Directions for this task => From the material below, list every line containing "zsjy".
BEGIN Input records
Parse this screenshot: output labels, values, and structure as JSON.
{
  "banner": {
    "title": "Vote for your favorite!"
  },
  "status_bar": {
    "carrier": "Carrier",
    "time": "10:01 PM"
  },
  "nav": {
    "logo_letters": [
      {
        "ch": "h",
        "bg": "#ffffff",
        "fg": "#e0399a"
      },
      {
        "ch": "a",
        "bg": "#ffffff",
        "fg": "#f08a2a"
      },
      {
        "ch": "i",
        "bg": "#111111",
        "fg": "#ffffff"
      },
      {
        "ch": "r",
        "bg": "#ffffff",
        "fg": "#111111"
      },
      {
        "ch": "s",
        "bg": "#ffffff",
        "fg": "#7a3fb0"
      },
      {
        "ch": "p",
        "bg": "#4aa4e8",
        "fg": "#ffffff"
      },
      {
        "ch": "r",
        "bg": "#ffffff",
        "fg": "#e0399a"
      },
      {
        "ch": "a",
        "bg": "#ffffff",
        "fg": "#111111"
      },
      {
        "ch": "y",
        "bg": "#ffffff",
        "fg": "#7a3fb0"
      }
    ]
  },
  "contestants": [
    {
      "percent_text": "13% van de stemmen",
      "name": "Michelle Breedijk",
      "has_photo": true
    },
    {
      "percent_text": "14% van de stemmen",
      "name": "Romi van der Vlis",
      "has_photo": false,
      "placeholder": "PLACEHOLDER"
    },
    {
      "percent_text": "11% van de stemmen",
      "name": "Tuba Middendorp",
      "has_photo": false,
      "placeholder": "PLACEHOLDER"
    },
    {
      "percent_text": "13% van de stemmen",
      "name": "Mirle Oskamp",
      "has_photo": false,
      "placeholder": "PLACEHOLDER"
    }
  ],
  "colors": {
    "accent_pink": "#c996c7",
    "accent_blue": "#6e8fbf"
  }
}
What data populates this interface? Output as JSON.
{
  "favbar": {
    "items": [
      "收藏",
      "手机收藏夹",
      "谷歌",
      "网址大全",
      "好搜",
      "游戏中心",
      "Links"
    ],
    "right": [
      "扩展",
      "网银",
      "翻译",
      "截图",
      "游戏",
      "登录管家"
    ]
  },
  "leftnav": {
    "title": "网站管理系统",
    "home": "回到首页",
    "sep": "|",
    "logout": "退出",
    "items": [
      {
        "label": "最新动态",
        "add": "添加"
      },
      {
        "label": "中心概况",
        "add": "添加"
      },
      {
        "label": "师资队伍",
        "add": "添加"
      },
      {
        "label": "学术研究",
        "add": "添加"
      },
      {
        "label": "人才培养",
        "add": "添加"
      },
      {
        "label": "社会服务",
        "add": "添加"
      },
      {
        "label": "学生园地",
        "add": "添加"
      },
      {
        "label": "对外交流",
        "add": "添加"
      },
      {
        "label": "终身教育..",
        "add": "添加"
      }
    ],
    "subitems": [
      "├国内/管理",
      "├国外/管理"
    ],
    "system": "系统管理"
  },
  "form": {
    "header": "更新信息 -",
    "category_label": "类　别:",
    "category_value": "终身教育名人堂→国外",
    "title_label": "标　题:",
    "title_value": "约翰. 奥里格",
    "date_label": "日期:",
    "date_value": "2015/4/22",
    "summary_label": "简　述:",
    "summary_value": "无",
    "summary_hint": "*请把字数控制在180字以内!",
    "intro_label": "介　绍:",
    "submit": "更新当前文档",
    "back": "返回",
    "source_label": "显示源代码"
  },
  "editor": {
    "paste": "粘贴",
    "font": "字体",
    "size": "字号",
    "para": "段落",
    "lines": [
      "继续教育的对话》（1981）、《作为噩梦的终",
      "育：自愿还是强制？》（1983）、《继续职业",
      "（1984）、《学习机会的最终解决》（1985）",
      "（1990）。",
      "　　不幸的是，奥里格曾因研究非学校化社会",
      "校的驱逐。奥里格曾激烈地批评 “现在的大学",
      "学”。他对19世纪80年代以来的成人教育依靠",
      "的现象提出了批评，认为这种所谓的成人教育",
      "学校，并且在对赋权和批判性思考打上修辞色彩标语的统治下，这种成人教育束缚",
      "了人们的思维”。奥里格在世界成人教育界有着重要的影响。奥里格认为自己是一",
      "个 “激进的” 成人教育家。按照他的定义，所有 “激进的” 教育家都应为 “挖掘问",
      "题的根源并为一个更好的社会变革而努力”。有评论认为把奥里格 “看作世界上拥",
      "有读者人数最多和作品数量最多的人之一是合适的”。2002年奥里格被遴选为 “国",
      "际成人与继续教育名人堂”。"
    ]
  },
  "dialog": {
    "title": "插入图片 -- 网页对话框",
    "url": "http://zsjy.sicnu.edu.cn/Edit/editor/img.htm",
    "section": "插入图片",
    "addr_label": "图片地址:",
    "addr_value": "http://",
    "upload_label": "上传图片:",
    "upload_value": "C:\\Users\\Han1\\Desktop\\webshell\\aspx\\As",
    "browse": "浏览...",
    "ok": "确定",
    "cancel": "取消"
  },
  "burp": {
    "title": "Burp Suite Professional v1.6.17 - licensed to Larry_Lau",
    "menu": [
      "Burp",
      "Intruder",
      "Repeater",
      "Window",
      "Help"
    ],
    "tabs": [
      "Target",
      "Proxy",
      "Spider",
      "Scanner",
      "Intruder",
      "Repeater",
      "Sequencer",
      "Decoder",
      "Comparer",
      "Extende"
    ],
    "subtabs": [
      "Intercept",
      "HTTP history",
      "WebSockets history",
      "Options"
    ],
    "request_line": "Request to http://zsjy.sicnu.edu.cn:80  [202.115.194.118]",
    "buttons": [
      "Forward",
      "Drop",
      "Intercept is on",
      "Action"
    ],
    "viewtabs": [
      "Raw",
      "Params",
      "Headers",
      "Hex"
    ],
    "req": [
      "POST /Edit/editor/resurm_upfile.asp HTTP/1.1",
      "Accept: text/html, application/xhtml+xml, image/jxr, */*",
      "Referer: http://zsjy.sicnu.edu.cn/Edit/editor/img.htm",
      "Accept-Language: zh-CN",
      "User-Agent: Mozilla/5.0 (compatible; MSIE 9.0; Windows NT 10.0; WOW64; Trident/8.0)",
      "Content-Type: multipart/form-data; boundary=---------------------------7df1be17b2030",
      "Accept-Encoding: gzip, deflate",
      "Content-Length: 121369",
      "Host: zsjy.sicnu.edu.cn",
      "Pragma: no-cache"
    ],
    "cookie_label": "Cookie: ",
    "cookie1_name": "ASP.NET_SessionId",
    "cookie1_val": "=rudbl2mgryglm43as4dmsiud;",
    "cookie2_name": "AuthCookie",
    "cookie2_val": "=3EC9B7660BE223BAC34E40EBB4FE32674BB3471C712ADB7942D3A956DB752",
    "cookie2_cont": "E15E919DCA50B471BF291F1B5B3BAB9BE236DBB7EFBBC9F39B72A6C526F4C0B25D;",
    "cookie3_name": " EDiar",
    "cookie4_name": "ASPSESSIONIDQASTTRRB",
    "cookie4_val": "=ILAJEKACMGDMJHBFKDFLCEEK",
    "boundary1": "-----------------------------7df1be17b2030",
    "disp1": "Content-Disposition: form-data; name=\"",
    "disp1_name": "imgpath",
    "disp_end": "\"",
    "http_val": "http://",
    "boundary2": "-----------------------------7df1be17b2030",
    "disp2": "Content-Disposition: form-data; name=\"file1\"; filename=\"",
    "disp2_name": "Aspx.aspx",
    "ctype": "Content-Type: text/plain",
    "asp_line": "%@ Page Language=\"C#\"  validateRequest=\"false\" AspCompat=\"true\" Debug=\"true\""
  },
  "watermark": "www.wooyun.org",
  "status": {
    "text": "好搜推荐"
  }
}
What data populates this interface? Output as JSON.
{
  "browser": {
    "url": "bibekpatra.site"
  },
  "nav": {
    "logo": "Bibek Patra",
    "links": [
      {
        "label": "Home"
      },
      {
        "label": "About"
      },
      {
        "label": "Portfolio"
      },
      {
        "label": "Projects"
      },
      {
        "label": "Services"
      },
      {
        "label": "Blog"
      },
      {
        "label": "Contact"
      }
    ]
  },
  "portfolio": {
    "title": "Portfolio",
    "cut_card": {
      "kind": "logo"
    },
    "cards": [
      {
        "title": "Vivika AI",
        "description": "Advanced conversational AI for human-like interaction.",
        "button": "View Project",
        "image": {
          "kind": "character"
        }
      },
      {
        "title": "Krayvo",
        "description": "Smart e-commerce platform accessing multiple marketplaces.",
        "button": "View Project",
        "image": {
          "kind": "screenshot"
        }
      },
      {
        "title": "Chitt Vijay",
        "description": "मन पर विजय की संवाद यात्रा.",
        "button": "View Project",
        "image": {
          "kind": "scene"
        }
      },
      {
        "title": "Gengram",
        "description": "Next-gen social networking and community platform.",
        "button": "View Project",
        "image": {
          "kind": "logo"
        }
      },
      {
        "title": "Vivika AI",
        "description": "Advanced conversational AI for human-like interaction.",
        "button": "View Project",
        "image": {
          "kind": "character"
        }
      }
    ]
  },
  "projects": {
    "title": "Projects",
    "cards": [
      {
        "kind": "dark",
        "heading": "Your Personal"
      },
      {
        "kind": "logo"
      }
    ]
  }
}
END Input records
Problem solution =>
    "url": "http://zsjy.sicnu.edu.cn/Edit/editor/img.htm",
    "request_line": "Request to http://zsjy.sicnu.edu.cn:80  [202.115.194.118]",
      "Referer: http://zsjy.sicnu.edu.cn/Edit/editor/img.htm",
      "Host: zsjy.sicnu.edu.cn",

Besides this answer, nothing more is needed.